• [Task]
Each record must be printed exactly as given.

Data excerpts
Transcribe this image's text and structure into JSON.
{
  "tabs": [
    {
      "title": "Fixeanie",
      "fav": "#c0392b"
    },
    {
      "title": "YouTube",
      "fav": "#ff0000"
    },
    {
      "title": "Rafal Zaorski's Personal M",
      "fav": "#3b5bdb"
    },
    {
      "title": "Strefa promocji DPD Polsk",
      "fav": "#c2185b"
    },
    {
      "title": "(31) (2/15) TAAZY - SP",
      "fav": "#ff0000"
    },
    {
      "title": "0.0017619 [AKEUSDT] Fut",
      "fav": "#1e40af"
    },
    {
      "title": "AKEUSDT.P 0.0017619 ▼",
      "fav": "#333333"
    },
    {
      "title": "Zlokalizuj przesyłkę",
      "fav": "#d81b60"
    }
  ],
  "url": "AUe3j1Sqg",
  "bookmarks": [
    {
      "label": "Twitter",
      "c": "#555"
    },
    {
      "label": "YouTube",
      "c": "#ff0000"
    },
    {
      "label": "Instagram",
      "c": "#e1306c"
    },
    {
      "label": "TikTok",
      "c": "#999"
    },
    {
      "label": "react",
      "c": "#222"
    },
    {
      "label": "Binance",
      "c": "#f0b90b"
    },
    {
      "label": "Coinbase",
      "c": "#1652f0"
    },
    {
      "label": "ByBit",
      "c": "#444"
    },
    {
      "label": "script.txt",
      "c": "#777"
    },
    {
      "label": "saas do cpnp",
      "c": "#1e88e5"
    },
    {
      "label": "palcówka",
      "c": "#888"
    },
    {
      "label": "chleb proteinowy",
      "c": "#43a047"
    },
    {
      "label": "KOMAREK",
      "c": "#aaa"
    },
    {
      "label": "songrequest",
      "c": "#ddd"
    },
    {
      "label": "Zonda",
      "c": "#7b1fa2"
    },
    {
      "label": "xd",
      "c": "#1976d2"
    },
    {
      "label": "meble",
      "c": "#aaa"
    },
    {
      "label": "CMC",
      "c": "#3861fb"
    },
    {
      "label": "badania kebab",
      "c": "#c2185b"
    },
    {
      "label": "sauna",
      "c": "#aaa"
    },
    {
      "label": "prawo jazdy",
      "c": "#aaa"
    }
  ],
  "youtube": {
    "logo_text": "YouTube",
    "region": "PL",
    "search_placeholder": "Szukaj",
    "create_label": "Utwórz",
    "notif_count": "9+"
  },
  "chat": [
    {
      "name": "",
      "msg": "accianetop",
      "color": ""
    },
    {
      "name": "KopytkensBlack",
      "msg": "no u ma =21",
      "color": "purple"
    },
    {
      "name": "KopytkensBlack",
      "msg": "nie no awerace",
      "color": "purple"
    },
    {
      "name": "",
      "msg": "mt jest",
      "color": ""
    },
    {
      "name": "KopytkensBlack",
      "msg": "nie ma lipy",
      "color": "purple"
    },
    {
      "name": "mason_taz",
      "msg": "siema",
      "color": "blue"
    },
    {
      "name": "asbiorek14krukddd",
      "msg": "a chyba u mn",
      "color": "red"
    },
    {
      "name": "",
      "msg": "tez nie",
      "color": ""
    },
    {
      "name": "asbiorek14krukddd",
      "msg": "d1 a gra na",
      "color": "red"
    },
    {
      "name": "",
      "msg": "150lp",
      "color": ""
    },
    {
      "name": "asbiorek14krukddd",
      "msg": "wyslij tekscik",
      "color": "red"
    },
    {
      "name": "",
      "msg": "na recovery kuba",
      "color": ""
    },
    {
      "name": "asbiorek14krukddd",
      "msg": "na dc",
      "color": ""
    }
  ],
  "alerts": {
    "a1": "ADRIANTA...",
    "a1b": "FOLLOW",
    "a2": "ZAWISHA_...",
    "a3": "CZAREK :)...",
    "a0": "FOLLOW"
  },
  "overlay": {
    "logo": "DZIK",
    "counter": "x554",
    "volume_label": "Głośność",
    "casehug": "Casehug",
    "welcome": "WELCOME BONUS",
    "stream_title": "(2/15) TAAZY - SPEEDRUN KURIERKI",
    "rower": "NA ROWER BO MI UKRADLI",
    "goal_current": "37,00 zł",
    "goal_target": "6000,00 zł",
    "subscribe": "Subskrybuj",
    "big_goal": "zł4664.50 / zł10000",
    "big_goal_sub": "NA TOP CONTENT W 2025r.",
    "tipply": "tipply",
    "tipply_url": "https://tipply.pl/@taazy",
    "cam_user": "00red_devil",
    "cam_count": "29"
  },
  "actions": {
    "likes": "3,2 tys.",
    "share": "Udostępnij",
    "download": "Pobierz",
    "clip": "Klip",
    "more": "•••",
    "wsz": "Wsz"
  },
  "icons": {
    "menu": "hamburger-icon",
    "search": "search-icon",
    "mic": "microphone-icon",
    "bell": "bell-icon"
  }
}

• [Result of the task]
Transcribe this image's text and structure into JSON.
{
  "tabs": [
    {
      "title": "Fixeanie",
      "fav": "#c0392b"
    },
    {
      "title": "YouTube",
      "fav": "#ff0000"
    },
    {
      "title": "Rafal Zaorski's Personal M",
      "fav": "#3b5bdb"
    },
    {
      "title": "Strefa promocji DPD Polsk",
      "fav": "#c2185b"
    },
    {
      "title": "(31) (2/15) TAAZY - SP",
      "fav": "#ff0000"
    },
    {
      "title": "0.0017619 [AKEUSDT] Fut",
      "fav": "#1e40af"
    },
    {
      "title": "AKEUSDT.P 0.0017619 ▼",
      "fav": "#333333"
    },
    {
      "title": "Zlokalizuj przesyłkę",
      "fav": "#d81b60"
    }
  ],
  "url": "AUe3j1Sqg",
  "bookmarks": [
    {
      "label": "Twitter",
      "c": "#555"
    },
    {
      "label": "YouTube",
      "c": "#ff0000"
    },
    {
      "label": "Instagram",
      "c": "#e1306c"
    },
    {
      "label": "TikTok",
      "c": "#999"
    },
    {
      "label": "react",
      "c": "#222"
    },
    {
      "label": "Binance",
      "c": "#f0b90b"
    },
    {
      "label": "Coinbase",
      "c": "#1652f0"
    },
    {
      "label": "ByBit",
      "c": "#444"
    },
    {
      "label": "script.txt",
      "c": "#777"
    },
    {
      "label": "saas do cpnp",
      "c": "#1e88e5"
    },
    {
      "label": "palcówka",
      "c": "#888"
    },
    {
      "label": "chleb proteinowy",
      "c": "#43a047"
    },
    {
      "label": "KOMAREK",
      "c": "#aaa"
    },
    {
      "label": "songrequest",
      "c": "#ddd"
    },
    {
      "label": "Zonda",
      "c": "#7b1fa2"
    },
    {
      "label": "xd",
      "c": "#1976d2"
    },
    {
      "label": "meble",
      "c": "#aaa"
    },
    {
      "label": "CMC",
      "c": "#3861fb"
    },
    {
      "label": "badania kebab",
      "c": "#c2185b"
    },
    {
      "label": "sauna",
      "c": "#aaa"
    },
    {
      "label": "prawo jazdy",
      "c": "#aaa"
    }
  ],
  "youtube": {
    "logo_text": "YouTube",
    "region": "PL",
    "search_placeholder": "Szukaj",
    "create_label": "Utwórz",
    "notif_count": "9+"
  },
  "chat": [
    {
      "name": "",
      "msg": "accianetop",
      "color": ""
    },
    {
      "name": "KopytkensBlack",
      "msg": "no u ma =21",
      "color": "purple"
    },
    {
      "name": "KopytkensBlack",
      "msg": "nie no awerace",
      "color": "purple"
    },
    {
      "name": "",
      "msg": "mt jest",
      "color": ""
    },
    {
      "name": "KopytkensBlack",
      "msg": "nie ma lipy",
      "color": "purple"
    },
    {
      "name": "mason_taz",
      "msg": "siema",
      "color": "blue"
    },
    {
      "name": "asbiorek14krukddd",
      "msg": "a chyba u mn",
      "color": "red"
    },
    {
      "name": "",
      "msg": "tez nie",
      "color": ""
    },
    {
      "name": "asbiorek14krukddd",
      "msg": "d1 a gra na",
      "color": "red"
    },
    {
      "name": "",
      "msg": "150lp",
      "color": ""
    },
    {
      "name": "asbiorek14krukddd",
      "msg": "wyslij tekscik",
      "color": "red"
    },
    {
      "name": "",
      "msg": "na recovery kuba",
      "color": ""
    },
    {
      "name": "asbiorek14krukddd",
      "msg": "na dc",
      "color": ""
    }
  ],
  "alerts": {
    "a1": "ADRIANTA...",
    "a1b": "FOLLOW",
    "a2": "ZAWISHA_...",
    "a3": "CZAREK :)...",
    "a0": "FOLLOW"
  },
  "overlay": {
    "logo": "DZIK",
    "counter": "x554",
    "volume_label": "Głośność",
    "casehug": "Casehug",
    "welcome": "WELCOME BONUS",
    "stream_title": "(2/15) TAAZY - SPEEDRUN KURIERKI",
    "rower": "NA ROWER BO MI UKRADLI",
    "goal_current": "37,00 zł",
    "goal_target": "6000,00 zł",
    "subscribe": "Subskrybuj",
    "big_goal": "zł4664.50 / zł10000",
    "big_goal_sub": "NA TOP CONTENT W 2025r.",
    "tipply": "tipply",
    "tipply_url": "https://tipply.pl/@taazy",
    "cam_user": "00red_devil",
    "cam_count": "29"
  },
  "actions": {
    "likes": "3,2 tys.",
    "share": "Udostępnij",
    "download": "Pobierz",
    "clip": "Klip",
    "more": "•••",
    "wsz": "Wsz"
  },
  "icons": {
    "menu": "hamburger-icon",
    "search": "search-icon",
    "mic": "microphone-icon",
    "bell": "bell-icon"
  }
}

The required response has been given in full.